Her performance suffered, and she was subject to performance improvement procedures (PIP). During the course of her employment, the Claimant argued that she:

  • Should have had reasonable adjustments made to her job role to counteract the menopausal symptoms;
  • Was a victim of menopause discrimination since she was not awarded a pay raise;
  • Had been subjected to unfavourable treatment because of something arising out of her disability, namely disciplinary action;
  • Was discriminated against because of her age and sex; and
  • Was subject to constructive unfair dismissal.

Some Key Events Influencing the Decision of the Employment Tribunal:

  1. In June 2020, the Claimant was transferred into a different role, rather than the Respondent making the necessary adjustments to her existing position.
  2. From 1 July 2020, the Claimant was required to meet the same performance standards in the telematics role, following the move to home working due to Covid. She found this more difficult because of her disability and, hence, was more likely to be subject to disciplinary proceedings. The Respondent failed to make the necessary reasonable adjustments.
  3. In January 2021, the Claimant was informed by her line manager, Danielle Wilburn, that she would not be receiving a pay raise because her performance had been rated “need for improvement”.
  4. On 30 April 2021, the Respondent commenced formal performance management proceedings against the Claimant despite her having made the Respondent aware of her disability, associated symptoms of menopause, and how they affected her ability to perform her work.
  5. The Claimant resigned on 4 May 2022 claiming disability discrimination and other claims around age and sex discrimination as well as constructive unfair dismissal.

The Decision of the Employment Tribunal

The employment tribunal found in favour of the Claimant in her claims against the Respondent for menopause discrimination and failure to make reasonable adjustments.

In their analysis of what amounted to discrimination, it was found that the comments “need for improvement” after four years of favourable reports and the loss of a pay increase amounted to unfavourable treatment that arose from her disability. Her ability to “improve” was hindered by the symptoms associated with her disability, i.e., mental impairment because of menopause.

Her other claims relating to age and sex discrimination as well as constructive unfair dismissal were not upheld by the tribunal. The Claimant was awarded a total of £64,645.07 in compensation.

Our Lawyers View
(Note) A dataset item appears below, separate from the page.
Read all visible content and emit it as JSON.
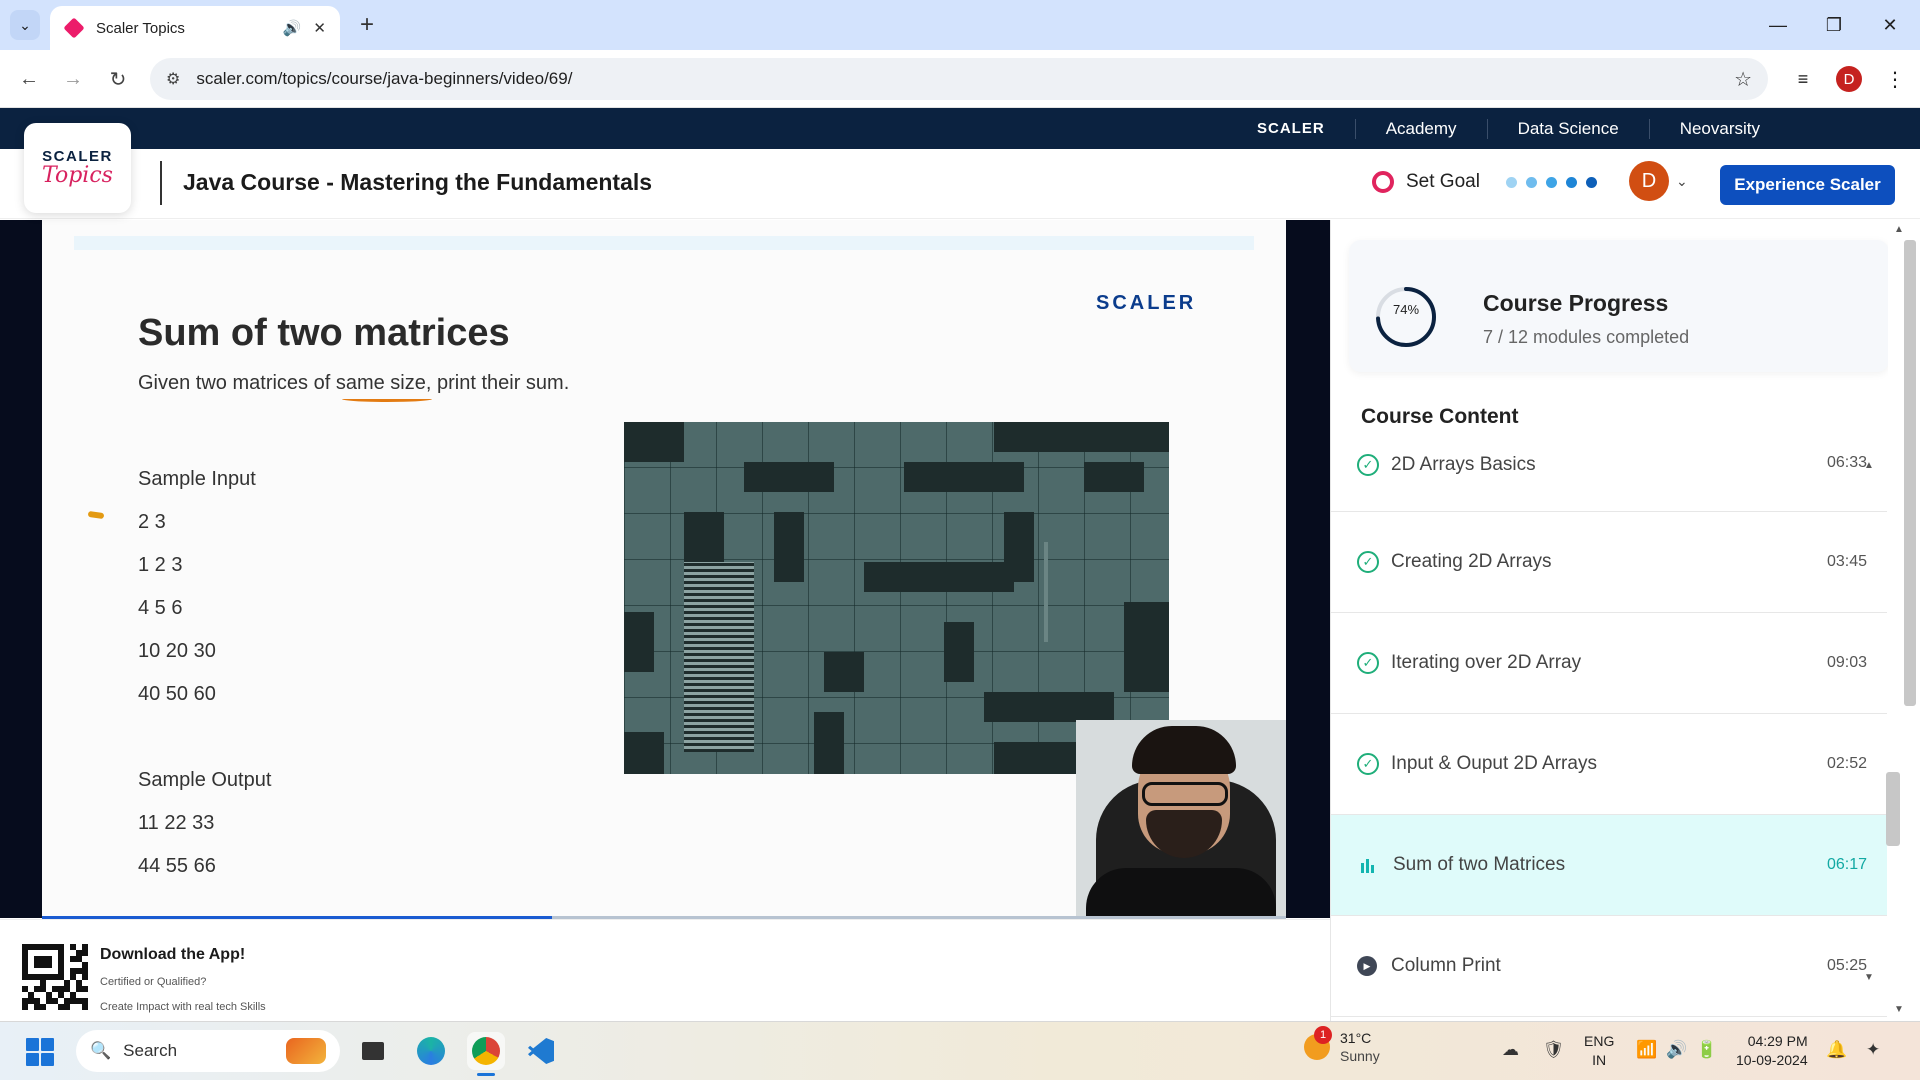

Steve Norton, lawyer at Redmans, says: This is an interesting case in the developing area of disability linked to menopause. It builds on the growing recognition of the effect of women suffering from menopausal symptoms in the workplace.